Exactly reproduce each entry, leaving out nothing.

--------

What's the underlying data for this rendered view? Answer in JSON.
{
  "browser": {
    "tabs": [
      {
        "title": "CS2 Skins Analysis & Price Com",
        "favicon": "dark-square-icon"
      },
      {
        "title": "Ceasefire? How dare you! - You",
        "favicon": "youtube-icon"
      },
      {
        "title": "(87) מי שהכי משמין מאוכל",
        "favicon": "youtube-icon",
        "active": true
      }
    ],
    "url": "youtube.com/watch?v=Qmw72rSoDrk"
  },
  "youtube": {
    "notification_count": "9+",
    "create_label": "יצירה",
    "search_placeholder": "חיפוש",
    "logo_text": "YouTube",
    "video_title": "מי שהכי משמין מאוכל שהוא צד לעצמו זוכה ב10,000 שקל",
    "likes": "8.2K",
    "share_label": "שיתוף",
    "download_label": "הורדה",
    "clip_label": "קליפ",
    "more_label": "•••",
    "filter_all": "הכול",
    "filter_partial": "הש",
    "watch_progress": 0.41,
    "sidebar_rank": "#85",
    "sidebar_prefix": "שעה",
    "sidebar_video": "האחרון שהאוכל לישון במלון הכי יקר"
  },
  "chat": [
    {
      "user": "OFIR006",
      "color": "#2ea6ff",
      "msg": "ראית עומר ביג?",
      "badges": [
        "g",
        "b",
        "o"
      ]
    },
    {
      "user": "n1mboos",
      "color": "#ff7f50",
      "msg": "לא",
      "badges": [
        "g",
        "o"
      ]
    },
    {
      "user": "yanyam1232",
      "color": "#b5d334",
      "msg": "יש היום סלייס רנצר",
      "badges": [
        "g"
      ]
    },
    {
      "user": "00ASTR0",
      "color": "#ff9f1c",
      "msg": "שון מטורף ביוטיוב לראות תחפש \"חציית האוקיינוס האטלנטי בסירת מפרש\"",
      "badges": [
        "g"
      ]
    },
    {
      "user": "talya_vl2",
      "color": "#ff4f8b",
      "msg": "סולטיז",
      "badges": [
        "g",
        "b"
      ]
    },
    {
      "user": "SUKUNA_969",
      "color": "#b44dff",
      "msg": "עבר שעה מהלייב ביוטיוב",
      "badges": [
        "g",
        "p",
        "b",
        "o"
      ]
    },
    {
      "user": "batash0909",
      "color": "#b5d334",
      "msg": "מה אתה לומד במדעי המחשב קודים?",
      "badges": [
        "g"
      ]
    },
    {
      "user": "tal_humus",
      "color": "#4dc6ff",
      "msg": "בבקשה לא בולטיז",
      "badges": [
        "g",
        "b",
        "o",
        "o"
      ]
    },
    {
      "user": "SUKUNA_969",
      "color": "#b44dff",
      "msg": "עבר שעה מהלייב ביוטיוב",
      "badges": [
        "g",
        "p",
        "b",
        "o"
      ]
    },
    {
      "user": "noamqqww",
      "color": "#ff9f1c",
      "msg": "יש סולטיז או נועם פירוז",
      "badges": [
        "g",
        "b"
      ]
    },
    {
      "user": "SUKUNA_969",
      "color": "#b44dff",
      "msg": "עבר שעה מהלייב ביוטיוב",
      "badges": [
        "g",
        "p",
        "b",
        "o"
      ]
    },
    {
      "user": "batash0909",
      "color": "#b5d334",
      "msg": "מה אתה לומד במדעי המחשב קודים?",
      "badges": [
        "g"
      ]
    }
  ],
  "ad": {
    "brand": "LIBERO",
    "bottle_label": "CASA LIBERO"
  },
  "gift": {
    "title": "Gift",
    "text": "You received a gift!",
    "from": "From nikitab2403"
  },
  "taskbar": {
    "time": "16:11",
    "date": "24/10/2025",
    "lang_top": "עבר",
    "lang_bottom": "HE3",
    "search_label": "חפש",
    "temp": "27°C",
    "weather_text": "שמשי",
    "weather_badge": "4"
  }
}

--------

### Exercise response
What's the underlying data for this rendered view? Answer in JSON.
{
  "browser": {
    "tabs": [
      {
        "title": "CS2 Skins Analysis & Price Com",
        "favicon": "dark-square-icon"
      },
      {
        "title": "Ceasefire? How dare you! - You",
        "favicon": "youtube-icon"
      },
      {
        "title": "(87) מי שהכי משמין מאוכל",
        "favicon": "youtube-icon",
        "active": true
      }
    ],
    "url": "youtube.com/watch?v=Qmw72rSoDrk"
  },
  "youtube": {
    "notification_count": "9+",
    "create_label": "יצירה",
    "search_placeholder": "חיפוש",
    "logo_text": "YouTube",
    "video_title": "מי שהכי משמין מאוכל שהוא צד לעצמו זוכה ב10,000 שקל",
    "likes": "8.2K",
    "share_label": "שיתוף",
    "download_label": "הורדה",
    "clip_label": "קליפ",
    "more_label": "•••",
    "filter_all": "הכול",
    "filter_partial": "הש",
    "watch_progress": 0.41,
    "sidebar_rank": "#85",
    "sidebar_prefix": "שעה",
    "sidebar_video": "האחרון שהאוכל לישון במלון הכי יקר"
  },
  "chat": [
    {
      "user": "OFIR006",
      "color": "#2ea6ff",
      "msg": "ראית עומר ביג?",
      "badges": [
        "g",
        "b",
        "o"
      ]
    },
    {
      "user": "n1mboos",
      "color": "#ff7f50",
      "msg": "לא",
      "badges": [
        "g",
        "o"
      ]
    },
    {
      "user": "yanyam1232",
      "color": "#b5d334",
      "msg": "יש היום סלייס רנצר",
      "badges": [
        "g"
      ]
    },
    {
      "user": "00ASTR0",
      "color": "#ff9f1c",
      "msg": "שון מטורף ביוטיוב לראות תחפש \"חציית האוקיינוס האטלנטי בסירת מפרש\"",
      "badges": [
        "g"
      ]
    },
    {
      "user": "talya_vl2",
      "color": "#ff4f8b",
      "msg": "סולטיז",
      "badges": [
        "g",
        "b"
      ]
    },
    {
      "user": "SUKUNA_969",
      "color": "#b44dff",
      "msg": "עבר שעה מהלייב ביוטיוב",
      "badges": [
        "g",
        "p",
        "b",
        "o"
      ]
    },
    {
      "user": "batash0909",
      "color": "#b5d334",
      "msg": "מה אתה לומד במדעי המחשב קודים?",
      "badges": [
        "g"
      ]
    },
    {
      "user": "tal_humus",
      "color": "#4dc6ff",
      "msg": "בבקשה לא בולטיז",
      "badges": [
        "g",
        "b",
        "o",
        "o"
      ]
    },
    {
      "user": "SUKUNA_969",
      "color": "#b44dff",
      "msg": "עבר שעה מהלייב ביוטיוב",
      "badges": [
        "g",
        "p",
        "b",
        "o"
      ]
    },
    {
      "user": "noamqqww",
      "color": "#ff9f1c",
      "msg": "יש סולטיז או נועם פירוז",
      "badges": [
        "g",
        "b"
      ]
    },
    {
      "user": "SUKUNA_969",
      "color": "#b44dff",
      "msg": "עבר שעה מהלייב ביוטיוב",
      "badges": [
        "g",
        "p",
        "b",
        "o"
      ]
    },
    {
      "user": "batash0909",
      "color": "#b5d334",
      "msg": "מה אתה לומד במדעי המחשב קודים?",
      "badges": [
        "g"
      ]
    }
  ],
  "ad": {
    "brand": "LIBERO",
    "bottle_label": "CASA LIBERO"
  },
  "gift": {
    "title": "Gift",
    "text": "You received a gift!",
    "from": "From nikitab2403"
  },
  "taskbar": {
    "time": "16:11",
    "date": "24/10/2025",
    "lang_top": "עבר",
    "lang_bottom": "HE3",
    "search_label": "חפש",
    "temp": "27°C",
    "weather_text": "שמשי",
    "weather_badge": "4"
  }
}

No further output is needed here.